A symposium of the British Ecological Society, Conference Title: Animal populations in relation to their food resources. A symposium of the British Ecological Society, Aberdeen March Cited by: As human populations increase and demand for food and energy expands, the need for forage and the other range resources will increase.
USDA offers various resources on Animal Production, including animal research programs, data and statistics on meats and poultry, alternative farming trends, livestock identification to the general public, and.
Animals must be provided water, food, proper handling, health care, and an environment appropriate to their care and use, with thoughtful consideration for their species-typical biology and behavior. Animals should be cared for in ways that minimize fear, pain, stress, and suffering.
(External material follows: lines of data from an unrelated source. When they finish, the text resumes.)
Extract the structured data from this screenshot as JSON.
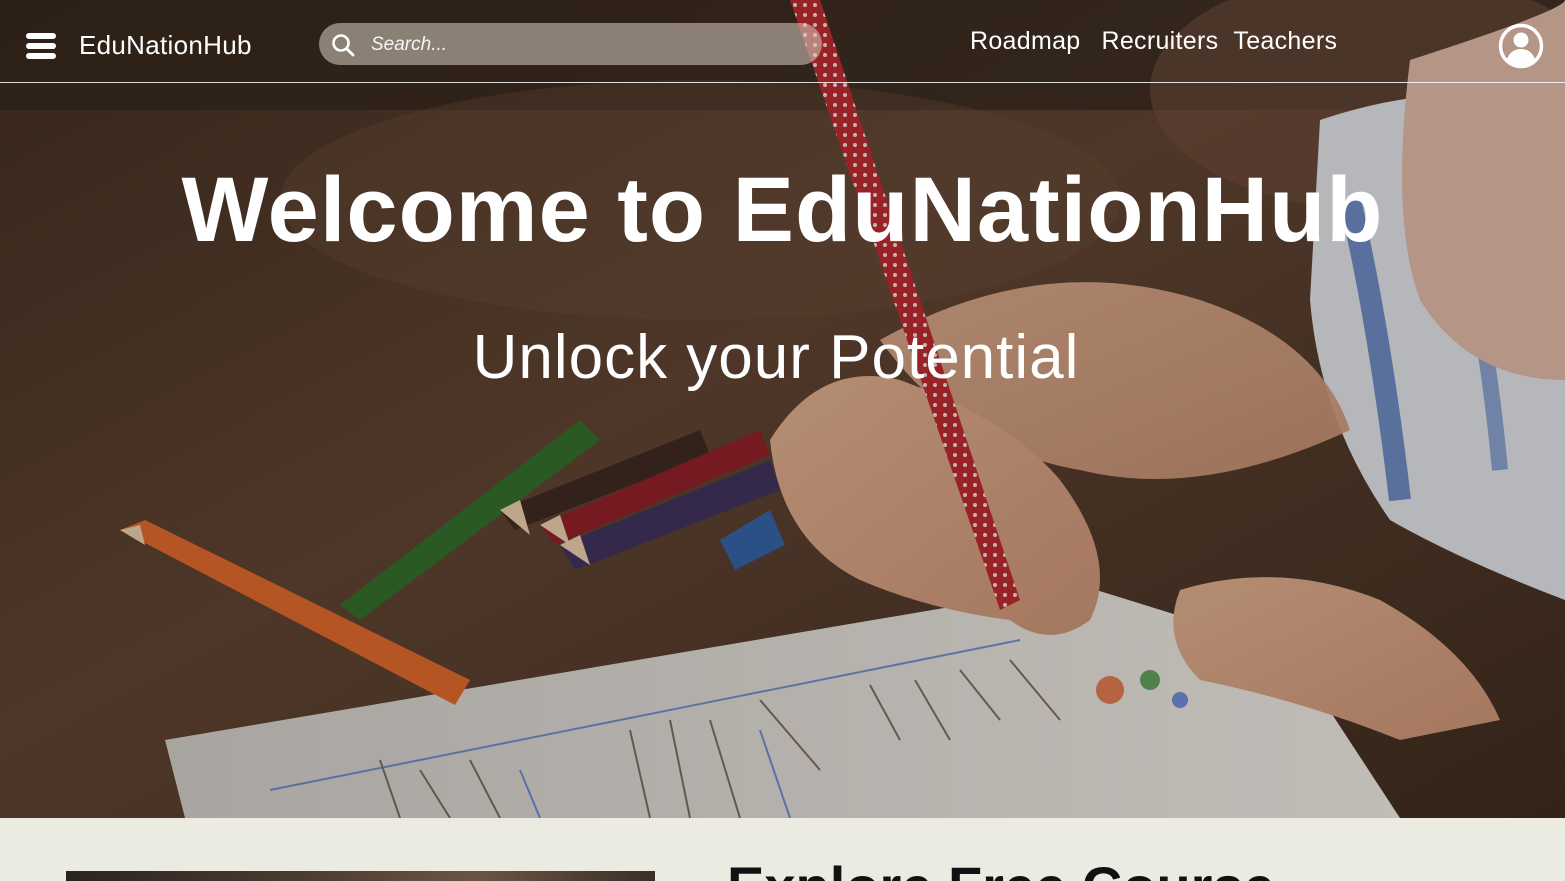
{
  "header": {
    "brand": "EduNationHub",
    "search_placeholder": "Search...",
    "nav": [
      {
        "label": "Roadmap"
      },
      {
        "label": "Recruiters"
      },
      {
        "label": "Teachers"
      }
    ]
  },
  "hero": {
    "title": "Welcome to EduNationHub",
    "subtitle": "Unlock your Potential"
  },
  "section": {
    "heading": "Explore Free Course"
  },
  "icons": {
    "menu": "hamburger-menu-icon",
    "search": "search-icon",
    "account": "user-account-icon"
  },
  "colors": {
    "text_on_hero": "#ffffff",
    "section_bg": "#ebebe1",
    "heading": "#111111"
  }
}
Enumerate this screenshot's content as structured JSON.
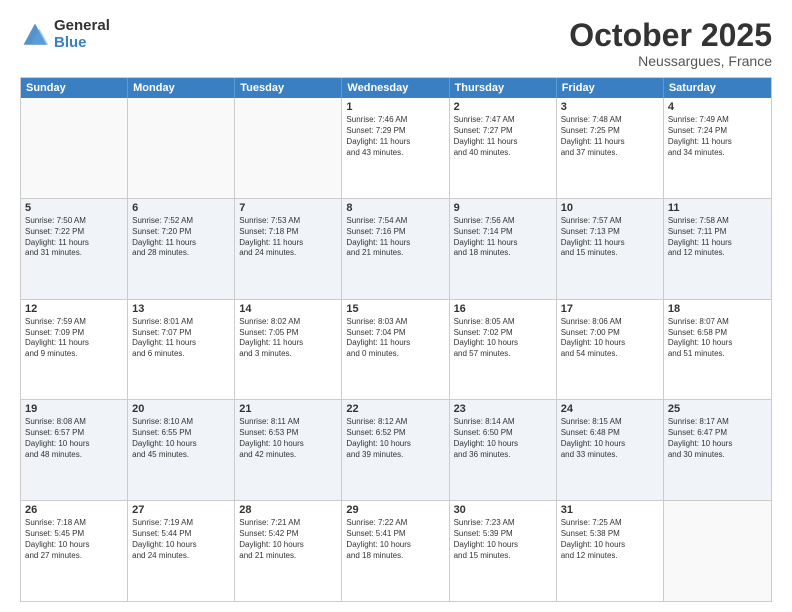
{
  "logo": {
    "general": "General",
    "blue": "Blue"
  },
  "header": {
    "month": "October 2025",
    "location": "Neussargues, France"
  },
  "weekdays": [
    "Sunday",
    "Monday",
    "Tuesday",
    "Wednesday",
    "Thursday",
    "Friday",
    "Saturday"
  ],
  "rows": [
    [
      {
        "day": "",
        "info": ""
      },
      {
        "day": "",
        "info": ""
      },
      {
        "day": "",
        "info": ""
      },
      {
        "day": "1",
        "info": "Sunrise: 7:46 AM\nSunset: 7:29 PM\nDaylight: 11 hours\nand 43 minutes."
      },
      {
        "day": "2",
        "info": "Sunrise: 7:47 AM\nSunset: 7:27 PM\nDaylight: 11 hours\nand 40 minutes."
      },
      {
        "day": "3",
        "info": "Sunrise: 7:48 AM\nSunset: 7:25 PM\nDaylight: 11 hours\nand 37 minutes."
      },
      {
        "day": "4",
        "info": "Sunrise: 7:49 AM\nSunset: 7:24 PM\nDaylight: 11 hours\nand 34 minutes."
      }
    ],
    [
      {
        "day": "5",
        "info": "Sunrise: 7:50 AM\nSunset: 7:22 PM\nDaylight: 11 hours\nand 31 minutes."
      },
      {
        "day": "6",
        "info": "Sunrise: 7:52 AM\nSunset: 7:20 PM\nDaylight: 11 hours\nand 28 minutes."
      },
      {
        "day": "7",
        "info": "Sunrise: 7:53 AM\nSunset: 7:18 PM\nDaylight: 11 hours\nand 24 minutes."
      },
      {
        "day": "8",
        "info": "Sunrise: 7:54 AM\nSunset: 7:16 PM\nDaylight: 11 hours\nand 21 minutes."
      },
      {
        "day": "9",
        "info": "Sunrise: 7:56 AM\nSunset: 7:14 PM\nDaylight: 11 hours\nand 18 minutes."
      },
      {
        "day": "10",
        "info": "Sunrise: 7:57 AM\nSunset: 7:13 PM\nDaylight: 11 hours\nand 15 minutes."
      },
      {
        "day": "11",
        "info": "Sunrise: 7:58 AM\nSunset: 7:11 PM\nDaylight: 11 hours\nand 12 minutes."
      }
    ],
    [
      {
        "day": "12",
        "info": "Sunrise: 7:59 AM\nSunset: 7:09 PM\nDaylight: 11 hours\nand 9 minutes."
      },
      {
        "day": "13",
        "info": "Sunrise: 8:01 AM\nSunset: 7:07 PM\nDaylight: 11 hours\nand 6 minutes."
      },
      {
        "day": "14",
        "info": "Sunrise: 8:02 AM\nSunset: 7:05 PM\nDaylight: 11 hours\nand 3 minutes."
      },
      {
        "day": "15",
        "info": "Sunrise: 8:03 AM\nSunset: 7:04 PM\nDaylight: 11 hours\nand 0 minutes."
      },
      {
        "day": "16",
        "info": "Sunrise: 8:05 AM\nSunset: 7:02 PM\nDaylight: 10 hours\nand 57 minutes."
      },
      {
        "day": "17",
        "info": "Sunrise: 8:06 AM\nSunset: 7:00 PM\nDaylight: 10 hours\nand 54 minutes."
      },
      {
        "day": "18",
        "info": "Sunrise: 8:07 AM\nSunset: 6:58 PM\nDaylight: 10 hours\nand 51 minutes."
      }
    ],
    [
      {
        "day": "19",
        "info": "Sunrise: 8:08 AM\nSunset: 6:57 PM\nDaylight: 10 hours\nand 48 minutes."
      },
      {
        "day": "20",
        "info": "Sunrise: 8:10 AM\nSunset: 6:55 PM\nDaylight: 10 hours\nand 45 minutes."
      },
      {
        "day": "21",
        "info": "Sunrise: 8:11 AM\nSunset: 6:53 PM\nDaylight: 10 hours\nand 42 minutes."
      },
      {
        "day": "22",
        "info": "Sunrise: 8:12 AM\nSunset: 6:52 PM\nDaylight: 10 hours\nand 39 minutes."
      },
      {
        "day": "23",
        "info": "Sunrise: 8:14 AM\nSunset: 6:50 PM\nDaylight: 10 hours\nand 36 minutes."
      },
      {
        "day": "24",
        "info": "Sunrise: 8:15 AM\nSunset: 6:48 PM\nDaylight: 10 hours\nand 33 minutes."
      },
      {
        "day": "25",
        "info": "Sunrise: 8:17 AM\nSunset: 6:47 PM\nDaylight: 10 hours\nand 30 minutes."
      }
    ],
    [
      {
        "day": "26",
        "info": "Sunrise: 7:18 AM\nSunset: 5:45 PM\nDaylight: 10 hours\nand 27 minutes."
      },
      {
        "day": "27",
        "info": "Sunrise: 7:19 AM\nSunset: 5:44 PM\nDaylight: 10 hours\nand 24 minutes."
      },
      {
        "day": "28",
        "info": "Sunrise: 7:21 AM\nSunset: 5:42 PM\nDaylight: 10 hours\nand 21 minutes."
      },
      {
        "day": "29",
        "info": "Sunrise: 7:22 AM\nSunset: 5:41 PM\nDaylight: 10 hours\nand 18 minutes."
      },
      {
        "day": "30",
        "info": "Sunrise: 7:23 AM\nSunset: 5:39 PM\nDaylight: 10 hours\nand 15 minutes."
      },
      {
        "day": "31",
        "info": "Sunrise: 7:25 AM\nSunset: 5:38 PM\nDaylight: 10 hours\nand 12 minutes."
      },
      {
        "day": "",
        "info": ""
      }
    ]
  ]
}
The Research and Extension Unit provides advice to FAO Members on development of national biotechnology strategies and biosafety frameworks and assists them to develop their capacities in agricultural biotechnologies and related issues through technical co-operation and neilsolomonhowe.com also assists in providing them with access to high-quality, updated, balanced science-based information about.
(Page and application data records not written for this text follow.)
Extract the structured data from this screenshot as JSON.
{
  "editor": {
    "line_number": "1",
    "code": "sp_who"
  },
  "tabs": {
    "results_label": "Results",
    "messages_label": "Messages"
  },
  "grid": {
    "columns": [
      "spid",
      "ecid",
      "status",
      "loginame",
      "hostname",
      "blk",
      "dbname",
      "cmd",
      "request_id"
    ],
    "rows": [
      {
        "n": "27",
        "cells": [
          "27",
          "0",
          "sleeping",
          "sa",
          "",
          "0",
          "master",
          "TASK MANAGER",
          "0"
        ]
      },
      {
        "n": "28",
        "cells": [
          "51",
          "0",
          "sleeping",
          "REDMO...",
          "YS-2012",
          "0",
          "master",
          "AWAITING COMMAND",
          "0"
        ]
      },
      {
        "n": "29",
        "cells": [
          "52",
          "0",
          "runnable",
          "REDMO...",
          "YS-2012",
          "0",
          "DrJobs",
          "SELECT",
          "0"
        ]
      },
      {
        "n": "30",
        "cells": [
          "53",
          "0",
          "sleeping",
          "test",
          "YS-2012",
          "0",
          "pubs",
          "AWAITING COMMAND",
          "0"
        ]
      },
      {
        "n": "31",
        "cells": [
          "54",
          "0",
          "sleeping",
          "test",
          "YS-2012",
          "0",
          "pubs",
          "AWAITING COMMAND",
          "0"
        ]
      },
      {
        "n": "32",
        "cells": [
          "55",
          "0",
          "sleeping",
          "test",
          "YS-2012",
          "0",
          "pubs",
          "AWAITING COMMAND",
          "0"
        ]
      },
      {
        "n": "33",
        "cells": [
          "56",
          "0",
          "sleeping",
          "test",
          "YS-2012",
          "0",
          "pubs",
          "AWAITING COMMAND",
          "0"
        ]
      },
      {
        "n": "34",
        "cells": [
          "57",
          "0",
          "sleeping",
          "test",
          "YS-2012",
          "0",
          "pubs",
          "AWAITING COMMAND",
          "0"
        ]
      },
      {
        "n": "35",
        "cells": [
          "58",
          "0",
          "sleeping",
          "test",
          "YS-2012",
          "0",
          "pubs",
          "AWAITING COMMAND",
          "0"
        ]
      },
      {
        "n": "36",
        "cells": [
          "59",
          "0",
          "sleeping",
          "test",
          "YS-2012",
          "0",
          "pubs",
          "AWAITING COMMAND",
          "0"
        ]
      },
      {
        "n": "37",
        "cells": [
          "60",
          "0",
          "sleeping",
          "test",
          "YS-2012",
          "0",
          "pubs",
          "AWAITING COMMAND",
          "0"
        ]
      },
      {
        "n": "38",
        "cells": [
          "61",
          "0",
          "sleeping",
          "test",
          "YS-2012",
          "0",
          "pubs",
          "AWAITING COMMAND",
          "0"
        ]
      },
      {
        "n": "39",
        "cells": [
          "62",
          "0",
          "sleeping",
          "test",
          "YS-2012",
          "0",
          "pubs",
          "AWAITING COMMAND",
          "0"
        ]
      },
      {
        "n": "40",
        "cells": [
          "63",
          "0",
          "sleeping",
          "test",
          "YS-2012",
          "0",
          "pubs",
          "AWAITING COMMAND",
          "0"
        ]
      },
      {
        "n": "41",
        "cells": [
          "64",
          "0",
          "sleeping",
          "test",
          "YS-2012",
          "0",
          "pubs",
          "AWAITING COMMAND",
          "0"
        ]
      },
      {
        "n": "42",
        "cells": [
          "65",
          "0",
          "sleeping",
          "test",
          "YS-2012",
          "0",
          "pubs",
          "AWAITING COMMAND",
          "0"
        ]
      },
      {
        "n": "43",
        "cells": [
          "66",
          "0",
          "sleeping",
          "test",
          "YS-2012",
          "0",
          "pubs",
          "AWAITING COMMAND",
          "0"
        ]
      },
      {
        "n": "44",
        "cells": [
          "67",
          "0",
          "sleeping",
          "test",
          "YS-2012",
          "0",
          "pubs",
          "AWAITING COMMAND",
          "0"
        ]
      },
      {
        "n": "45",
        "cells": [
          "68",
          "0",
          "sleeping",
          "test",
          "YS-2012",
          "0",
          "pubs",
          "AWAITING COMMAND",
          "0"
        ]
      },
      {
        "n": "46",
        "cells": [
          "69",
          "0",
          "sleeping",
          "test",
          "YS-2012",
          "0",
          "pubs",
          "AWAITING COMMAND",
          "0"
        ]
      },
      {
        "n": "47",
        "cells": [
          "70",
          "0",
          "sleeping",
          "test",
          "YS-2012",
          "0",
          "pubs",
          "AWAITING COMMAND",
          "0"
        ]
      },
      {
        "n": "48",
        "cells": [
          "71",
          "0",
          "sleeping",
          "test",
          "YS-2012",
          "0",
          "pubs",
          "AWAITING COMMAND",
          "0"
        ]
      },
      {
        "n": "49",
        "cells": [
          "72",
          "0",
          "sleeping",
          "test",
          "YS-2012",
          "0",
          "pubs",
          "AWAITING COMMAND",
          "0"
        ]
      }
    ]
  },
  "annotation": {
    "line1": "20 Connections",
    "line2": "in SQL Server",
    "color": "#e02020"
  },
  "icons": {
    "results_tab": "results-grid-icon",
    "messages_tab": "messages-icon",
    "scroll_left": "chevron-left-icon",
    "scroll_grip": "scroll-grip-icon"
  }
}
Transporting food made it possible for the first time to grow cities, really any size and shape, in any place. Cities used to be constrained by geography; they used to have to get their food through very difficult physical means.
All of a sudden they are effectively emancipated from geography. Start studying Anth Learn vocabulary, terms, and more with flashcards, games, and other study tools.
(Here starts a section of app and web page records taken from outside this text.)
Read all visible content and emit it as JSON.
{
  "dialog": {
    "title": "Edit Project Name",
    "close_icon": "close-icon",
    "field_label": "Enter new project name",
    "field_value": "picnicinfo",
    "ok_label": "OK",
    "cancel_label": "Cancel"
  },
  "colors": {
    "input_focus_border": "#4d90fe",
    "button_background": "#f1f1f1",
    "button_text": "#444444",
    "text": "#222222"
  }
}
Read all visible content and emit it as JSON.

Who proposed that animal populations remained stable over time because of the high proportion of animal offspring not surviving to maturity. The sense of smell is vital for _____ in their location of food sources. ground-dwelling. The state of wild inland resources is poorly known but is likely to deserve equal concern in most regions and reflect a much greater environmental impact.
Aquaculture resources comprise a wide variety of animals and plants (and their genetic resources) such as fish; crustaceans, molluscs, seaweeds and other aquatic plants. Historical data demonstrate that the intensification of food-animal production in the United States increased with the finding that antibiotics used in one form or another increased productivity by decreasing the incidence and severity of disease (Hays ; Cromwell ).
Apr 25, · Populations with unlimited resources grow exponentially—with an accelerating growth rate. When resources become limiting, populations follow a logistic growth curve in which population size will level off at the carrying capacity.
Populations are regulated by a variety of density-dependent and density-independent neilsolomonhowe.com by: 3. of animal movements in relation to patch boundaries, food resources and wildlife popu- tions and for managing the harvest of abundant species and the conservation of threatened populations.Sep 21, · Where will food for an additional 2 to 3 billion people come from when we are already barely keeping up with 7 billion?
Such questions underpin a National Geographic series on .Ecological anthropology focuses upon the complex relations between people and their environment. Human populations have ongoing contact with and impact upon the land, climate, plant, and animal species in their vicinities, and these elements of their environment have reciprocal impacts on humans (Salzman and Attwood ).